— EXERCISE BRIEF —
What is needed is an exact copy of all the data.
=== Section Start ===
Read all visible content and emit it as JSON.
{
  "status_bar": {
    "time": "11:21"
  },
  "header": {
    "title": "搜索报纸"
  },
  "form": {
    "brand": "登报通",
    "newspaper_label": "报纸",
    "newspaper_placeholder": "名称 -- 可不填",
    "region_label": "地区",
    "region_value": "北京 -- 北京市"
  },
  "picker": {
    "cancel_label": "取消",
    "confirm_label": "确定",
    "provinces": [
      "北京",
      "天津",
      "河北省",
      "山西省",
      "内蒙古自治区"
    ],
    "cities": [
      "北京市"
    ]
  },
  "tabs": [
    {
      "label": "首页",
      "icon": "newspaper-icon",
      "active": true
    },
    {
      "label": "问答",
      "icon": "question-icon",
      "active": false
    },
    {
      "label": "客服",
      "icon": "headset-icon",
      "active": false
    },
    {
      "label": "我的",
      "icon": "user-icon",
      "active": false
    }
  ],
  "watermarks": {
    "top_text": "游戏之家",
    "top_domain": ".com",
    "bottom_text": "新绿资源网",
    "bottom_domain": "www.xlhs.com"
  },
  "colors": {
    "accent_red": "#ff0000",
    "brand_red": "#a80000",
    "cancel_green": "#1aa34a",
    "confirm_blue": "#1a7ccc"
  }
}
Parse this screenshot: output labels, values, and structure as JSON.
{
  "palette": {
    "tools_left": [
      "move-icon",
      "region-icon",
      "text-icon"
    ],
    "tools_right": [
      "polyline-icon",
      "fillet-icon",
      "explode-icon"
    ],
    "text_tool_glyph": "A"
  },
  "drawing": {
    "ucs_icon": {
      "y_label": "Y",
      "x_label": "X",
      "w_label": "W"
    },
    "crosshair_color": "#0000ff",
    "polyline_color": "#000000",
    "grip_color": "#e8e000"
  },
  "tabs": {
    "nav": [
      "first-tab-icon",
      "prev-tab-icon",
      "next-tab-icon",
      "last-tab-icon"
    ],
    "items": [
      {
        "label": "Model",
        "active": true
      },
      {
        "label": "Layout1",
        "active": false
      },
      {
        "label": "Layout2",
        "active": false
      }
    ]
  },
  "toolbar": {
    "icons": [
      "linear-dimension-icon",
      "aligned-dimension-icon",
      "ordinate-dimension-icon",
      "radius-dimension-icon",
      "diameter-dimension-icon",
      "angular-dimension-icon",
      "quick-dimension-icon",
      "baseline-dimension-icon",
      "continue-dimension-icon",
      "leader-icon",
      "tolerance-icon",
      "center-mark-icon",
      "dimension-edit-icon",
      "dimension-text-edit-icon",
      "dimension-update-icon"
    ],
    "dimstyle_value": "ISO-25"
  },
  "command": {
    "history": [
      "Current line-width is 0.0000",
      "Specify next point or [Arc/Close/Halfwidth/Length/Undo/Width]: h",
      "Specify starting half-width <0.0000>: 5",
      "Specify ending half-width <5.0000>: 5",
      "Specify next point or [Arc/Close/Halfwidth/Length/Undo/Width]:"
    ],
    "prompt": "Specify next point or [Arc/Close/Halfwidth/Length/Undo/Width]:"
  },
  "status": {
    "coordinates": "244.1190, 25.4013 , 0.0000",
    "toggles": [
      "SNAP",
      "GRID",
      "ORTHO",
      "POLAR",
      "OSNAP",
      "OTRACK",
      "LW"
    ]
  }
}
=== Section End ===
— YOUR RESPONSE —
Read all visible content and emit it as JSON.
{
  "status_bar": {
    "time": "11:21"
  },
  "header": {
    "title": "搜索报纸"
  },
  "form": {
    "brand": "登报通",
    "newspaper_label": "报纸",
    "newspaper_placeholder": "名称 -- 可不填",
    "region_label": "地区",
    "region_value": "北京 -- 北京市"
  },
  "picker": {
    "cancel_label": "取消",
    "confirm_label": "确定",
    "provinces": [
      "北京",
      "天津",
      "河北省",
      "山西省",
      "内蒙古自治区"
    ],
    "cities": [
      "北京市"
    ]
  },
  "tabs": [
    {
      "label": "首页",
      "icon": "newspaper-icon",
      "active": true
    },
    {
      "label": "问答",
      "icon": "question-icon",
      "active": false
    },
    {
      "label": "客服",
      "icon": "headset-icon",
      "active": false
    },
    {
      "label": "我的",
      "icon": "user-icon",
      "active": false
    }
  ],
  "watermarks": {
    "top_text": "游戏之家",
    "top_domain": ".com",
    "bottom_text": "新绿资源网",
    "bottom_domain": "www.xlhs.com"
  },
  "colors": {
    "accent_red": "#ff0000",
    "brand_red": "#a80000",
    "cancel_green": "#1aa34a",
    "confirm_blue": "#1a7ccc"
  }
}
Parse this screenshot: output labels, values, and structure as JSON.
{
  "palette": {
    "tools_left": [
      "move-icon",
      "region-icon",
      "text-icon"
    ],
    "tools_right": [
      "polyline-icon",
      "fillet-icon",
      "explode-icon"
    ],
    "text_tool_glyph": "A"
  },
  "drawing": {
    "ucs_icon": {
      "y_label": "Y",
      "x_label": "X",
      "w_label": "W"
    },
    "crosshair_color": "#0000ff",
    "polyline_color": "#000000",
    "grip_color": "#e8e000"
  },
  "tabs": {
    "nav": [
      "first-tab-icon",
      "prev-tab-icon",
      "next-tab-icon",
      "last-tab-icon"
    ],
    "items": [
      {
        "label": "Model",
        "active": true
      },
      {
        "label": "Layout1",
        "active": false
      },
      {
        "label": "Layout2",
        "active": false
      }
    ]
  },
  "toolbar": {
    "icons": [
      "linear-dimension-icon",
      "aligned-dimension-icon",
      "ordinate-dimension-icon",
      "radius-dimension-icon",
      "diameter-dimension-icon",
      "angular-dimension-icon",
      "quick-dimension-icon",
      "baseline-dimension-icon",
      "continue-dimension-icon",
      "leader-icon",
      "tolerance-icon",
      "center-mark-icon",
      "dimension-edit-icon",
      "dimension-text-edit-icon",
      "dimension-update-icon"
    ],
    "dimstyle_value": "ISO-25"
  },
  "command": {
    "history": [
      "Current line-width is 0.0000",
      "Specify next point or [Arc/Close/Halfwidth/Length/Undo/Width]: h",
      "Specify starting half-width <0.0000>: 5",
      "Specify ending half-width <5.0000>: 5",
      "Specify next point or [Arc/Close/Halfwidth/Length/Undo/Width]:"
    ],
    "prompt": "Specify next point or [Arc/Close/Halfwidth/Length/Undo/Width]:"
  },
  "status": {
    "coordinates": "244.1190, 25.4013 , 0.0000",
    "toggles": [
      "SNAP",
      "GRID",
      "ORTHO",
      "POLAR",
      "OSNAP",
      "OTRACK",
      "LW"
    ]
  }
}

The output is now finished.